Diverting waste from landfill saves thousands

NERF (resized)DIVERTING waste from landfill during an energy plant’s annual shutdown saved money and reduced the impact on the environment, council chiefs say.

For the second year running, waste which would otherwise have been sent to landfill during a planned shutdown of Newhaven Energy Recovery Facility (pictured) was diverted to other energy recovery facilities in the south east.

The move, the result of negotiations between East Sussex County Council and operator Veolia, saved the taxpayer a provisional £23,000.

The partial shutdown of the Newhaven plant, carried out between July 6 and 26, saw the facility operating at a reduced capacity so routine annual work could be carried out.

Cllr Carl Maynard, county council lead member for transport and environment, said: “The annual shutdown, which is essential for the plant’s smooth operation, means it can’t deal with as much waste as it normally does.

“Diverting waste we can’t process to other energy recovery plants rather than to landfill has proven to be a great success.

“It not only saves money but means rubbish is turned into electricity to power homes and businesses via the National Grid, which makes it a greener, more cost-effective way of dealing with this issue.”

During this year’s shutdown, around 3,500 tonnes of waste which would otherwise have been destined for landfill, was diverted to facilities in Allington, in Kent, and in south east London.

While the maintenance work on steam turbines, boilers, chimneys and other specialist equipment was carried out, the plant remained partially operational, meaning around 350 tonnes of waste a day could still be processed in Newhaven.

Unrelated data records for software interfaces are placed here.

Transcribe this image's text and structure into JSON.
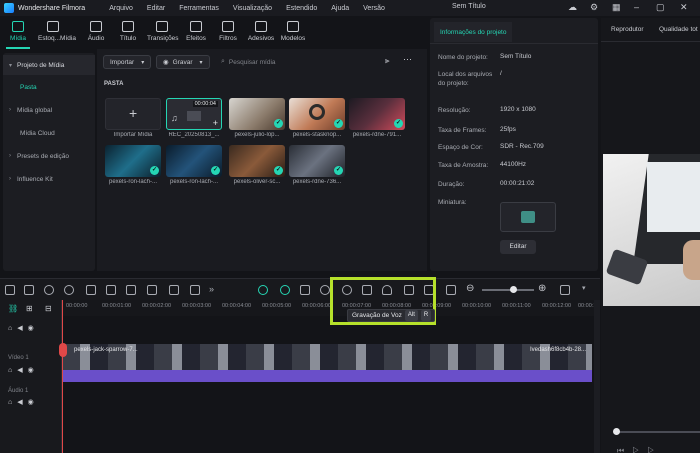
{
  "app": {
    "name": "Wondershare Filmora",
    "document_title": "Sem Título",
    "menu": [
      "Arquivo",
      "Editar",
      "Ferramentas",
      "Visualização",
      "Estendido",
      "Ajuda",
      "Versão"
    ]
  },
  "toolbar": {
    "tabs": [
      {
        "label": "Mídia",
        "icon": "media-icon",
        "active": true
      },
      {
        "label": "Estoq...Mídia",
        "icon": "stock-media-icon"
      },
      {
        "label": "Áudio",
        "icon": "music-note-icon"
      },
      {
        "label": "Título",
        "icon": "text-icon"
      },
      {
        "label": "Transições",
        "icon": "transitions-icon"
      },
      {
        "label": "Efeitos",
        "icon": "effects-icon"
      },
      {
        "label": "Filtros",
        "icon": "filters-icon"
      },
      {
        "label": "Adesivos",
        "icon": "stickers-icon"
      },
      {
        "label": "Modelos",
        "icon": "templates-icon"
      }
    ]
  },
  "sidebar": {
    "items": [
      {
        "label": "Projeto de Mídia",
        "caret": "▾"
      },
      {
        "label": "Pasta"
      },
      {
        "label": "Mídia global",
        "caret": "›"
      },
      {
        "label": "Mídia Cloud"
      },
      {
        "label": "Presets de edição",
        "caret": "›"
      },
      {
        "label": "Influence Kit",
        "caret": "›"
      }
    ]
  },
  "media": {
    "import_label": "Importar",
    "record_label": "Gravar",
    "search_placeholder": "Pesquisar mídia",
    "folder_label": "PASTA",
    "import_tile_label": "Importar Mídia",
    "items": [
      {
        "label": "REC_20250813_...",
        "duration": "00:00:04"
      },
      {
        "label": "pexels-julio-lop..."
      },
      {
        "label": "pexels-stasknop..."
      },
      {
        "label": "pexels-rdne-791..."
      },
      {
        "label": "pexels-ron-lach-..."
      },
      {
        "label": "pexels-ron-lach-..."
      },
      {
        "label": "pexels-oliver-sc..."
      },
      {
        "label": "pexels-rdne-736..."
      }
    ]
  },
  "project_info": {
    "tab_label": "Informações do projeto",
    "fields": [
      {
        "key": "Nome do projeto:",
        "value": "Sem Título"
      },
      {
        "key": "Local dos arquivos do projeto:",
        "value": "/"
      },
      {
        "key": "Resolução:",
        "value": "1920 x 1080"
      },
      {
        "key": "Taxa de Frames:",
        "value": "25fps"
      },
      {
        "key": "Espaço de Cor:",
        "value": "SDR - Rec.709"
      },
      {
        "key": "Taxa de Amostra:",
        "value": "44100Hz"
      },
      {
        "key": "Duração:",
        "value": "00:00:21:02"
      },
      {
        "key": "Miniatura:",
        "value": ""
      }
    ],
    "edit_label": "Editar"
  },
  "player": {
    "tabs": [
      "Reprodutor",
      "Qualidade tot"
    ]
  },
  "timeline": {
    "ruler": [
      "00:00:00",
      "00:00:01:00",
      "00:00:02:00",
      "00:00:03:00",
      "00:00:04:00",
      "00:00:05:00",
      "00:00:06:00",
      "00:00:07:00",
      "00:00:08:00",
      "00:00:09:00",
      "00:00:10:00",
      "00:00:11:00",
      "00:00:12:00",
      "00:00:13"
    ],
    "tracks": [
      {
        "label": "Vídeo 1"
      },
      {
        "label": "Áudio 1"
      }
    ],
    "clip_label": "pexels-jack-sparrow-7...",
    "clip_label_end": "Ivedash6f8cb4b-28..."
  },
  "tooltip": {
    "label": "Gravação de Voz",
    "keys": [
      "Alt",
      "R"
    ]
  },
  "colors": {
    "accent": "#25d6b4",
    "highlight": "#b6e12b",
    "audio": "#6a4fc9",
    "playhead": "#e04848"
  }
}
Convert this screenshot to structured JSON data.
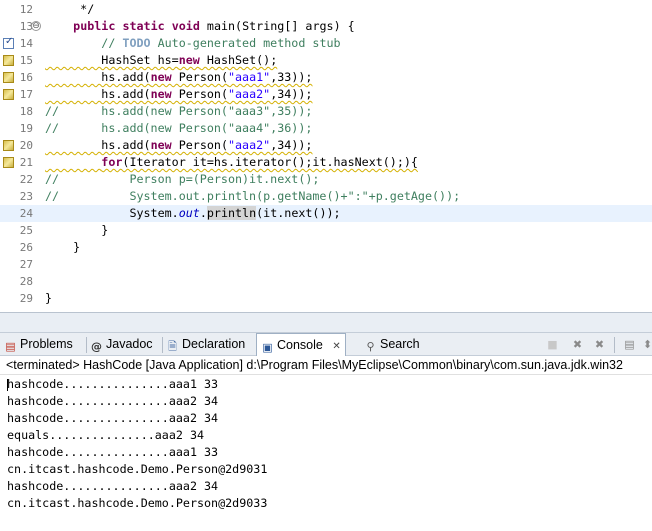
{
  "editor": {
    "lines": [
      {
        "n": "12",
        "marker": "",
        "fold": "",
        "text": "     */"
      },
      {
        "n": "13",
        "marker": "",
        "fold": "⊖",
        "text": "    public static void main(String[] args) {"
      },
      {
        "n": "14",
        "marker": "task",
        "fold": "",
        "text": "        // TODO Auto-generated method stub"
      },
      {
        "n": "15",
        "marker": "warn",
        "fold": "",
        "text": "        HashSet hs=new HashSet();"
      },
      {
        "n": "16",
        "marker": "warn",
        "fold": "",
        "text": "        hs.add(new Person(\"aaa1\",33));"
      },
      {
        "n": "17",
        "marker": "warn",
        "fold": "",
        "text": "        hs.add(new Person(\"aaa2\",34));"
      },
      {
        "n": "18",
        "marker": "",
        "fold": "",
        "text": "//      hs.add(new Person(\"aaa3\",35));"
      },
      {
        "n": "19",
        "marker": "",
        "fold": "",
        "text": "//      hs.add(new Person(\"aaa4\",36));"
      },
      {
        "n": "20",
        "marker": "warn",
        "fold": "",
        "text": "        hs.add(new Person(\"aaa2\",34));"
      },
      {
        "n": "21",
        "marker": "warn",
        "fold": "",
        "text": "        for(Iterator it=hs.iterator();it.hasNext();){"
      },
      {
        "n": "22",
        "marker": "",
        "fold": "",
        "text": "//          Person p=(Person)it.next();"
      },
      {
        "n": "23",
        "marker": "",
        "fold": "",
        "text": "//          System.out.println(p.getName()+\":\"+p.getAge());"
      },
      {
        "n": "24",
        "marker": "",
        "fold": "",
        "text": "            System.out.println(it.next());"
      },
      {
        "n": "25",
        "marker": "",
        "fold": "",
        "text": "        }"
      },
      {
        "n": "26",
        "marker": "",
        "fold": "",
        "text": "    }"
      },
      {
        "n": "27",
        "marker": "",
        "fold": "",
        "text": ""
      },
      {
        "n": "28",
        "marker": "",
        "fold": "",
        "text": ""
      },
      {
        "n": "29",
        "marker": "",
        "fold": "",
        "text": "}"
      }
    ]
  },
  "tabs": {
    "problems": "Problems",
    "javadoc": "Javadoc",
    "declaration": "Declaration",
    "console": "Console",
    "console_close": "✕",
    "search": "Search"
  },
  "console": {
    "status": "<terminated> HashCode [Java Application] d:\\Program Files\\MyEclipse\\Common\\binary\\com.sun.java.jdk.win32",
    "output": [
      "hashcode...............aaa1 33",
      "hashcode...............aaa2 34",
      "hashcode...............aaa2 34",
      "equals...............aaa2 34",
      "hashcode...............aaa1 33",
      "cn.itcast.hashcode.Demo.Person@2d9031",
      "hashcode...............aaa2 34",
      "cn.itcast.hashcode.Demo.Person@2d9033"
    ]
  },
  "icons": {
    "problems": "problems-icon",
    "javadoc": "javadoc-icon",
    "declaration": "declaration-icon",
    "console": "console-icon",
    "search": "search-icon"
  }
}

The energy recovery facility, which opened in 2012, has planning permission to process up to 242,000 tonnes of waste a year, producing enough energy to power 25,000 homes continuously.